» Your instructions: This exercise calls for copying every line below that holds the word "JSON".
::::
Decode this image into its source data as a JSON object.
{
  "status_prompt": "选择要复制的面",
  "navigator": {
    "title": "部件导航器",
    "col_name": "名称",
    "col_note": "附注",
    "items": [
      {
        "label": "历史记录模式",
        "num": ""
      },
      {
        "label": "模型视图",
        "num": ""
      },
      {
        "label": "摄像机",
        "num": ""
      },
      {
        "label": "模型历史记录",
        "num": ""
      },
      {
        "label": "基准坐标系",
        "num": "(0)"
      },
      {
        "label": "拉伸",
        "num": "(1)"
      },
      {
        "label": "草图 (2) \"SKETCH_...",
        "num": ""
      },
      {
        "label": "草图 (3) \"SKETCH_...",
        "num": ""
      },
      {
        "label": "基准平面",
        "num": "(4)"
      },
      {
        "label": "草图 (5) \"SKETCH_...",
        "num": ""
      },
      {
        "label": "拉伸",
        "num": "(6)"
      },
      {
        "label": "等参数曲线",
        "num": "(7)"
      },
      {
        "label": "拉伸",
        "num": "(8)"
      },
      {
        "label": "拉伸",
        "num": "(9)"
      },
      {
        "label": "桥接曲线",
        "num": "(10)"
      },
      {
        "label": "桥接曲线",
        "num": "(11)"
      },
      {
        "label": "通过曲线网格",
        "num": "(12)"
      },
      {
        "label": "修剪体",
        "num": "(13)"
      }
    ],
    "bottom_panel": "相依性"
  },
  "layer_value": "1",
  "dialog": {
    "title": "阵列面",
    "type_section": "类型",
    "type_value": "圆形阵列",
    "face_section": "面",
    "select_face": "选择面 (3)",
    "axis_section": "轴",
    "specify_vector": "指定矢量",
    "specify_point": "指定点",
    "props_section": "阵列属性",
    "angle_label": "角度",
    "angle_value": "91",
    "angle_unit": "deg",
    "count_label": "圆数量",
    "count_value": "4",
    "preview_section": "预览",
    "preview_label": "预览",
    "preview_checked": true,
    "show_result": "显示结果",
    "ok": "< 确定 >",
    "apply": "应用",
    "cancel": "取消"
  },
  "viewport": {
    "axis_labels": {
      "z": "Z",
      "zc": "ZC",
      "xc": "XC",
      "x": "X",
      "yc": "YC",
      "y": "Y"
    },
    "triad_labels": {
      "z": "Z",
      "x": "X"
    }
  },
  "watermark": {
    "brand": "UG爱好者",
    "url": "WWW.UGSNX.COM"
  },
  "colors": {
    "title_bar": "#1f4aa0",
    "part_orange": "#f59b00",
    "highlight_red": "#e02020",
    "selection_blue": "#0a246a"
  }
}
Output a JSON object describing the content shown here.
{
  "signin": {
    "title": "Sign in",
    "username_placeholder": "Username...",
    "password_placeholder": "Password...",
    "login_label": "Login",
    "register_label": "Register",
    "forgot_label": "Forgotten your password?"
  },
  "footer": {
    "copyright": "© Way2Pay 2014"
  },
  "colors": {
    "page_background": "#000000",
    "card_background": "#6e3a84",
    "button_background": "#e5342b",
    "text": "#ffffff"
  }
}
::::
» Result of the exercise:
Decode this image into its source data as a JSON object.
Output a JSON object describing the content shown here.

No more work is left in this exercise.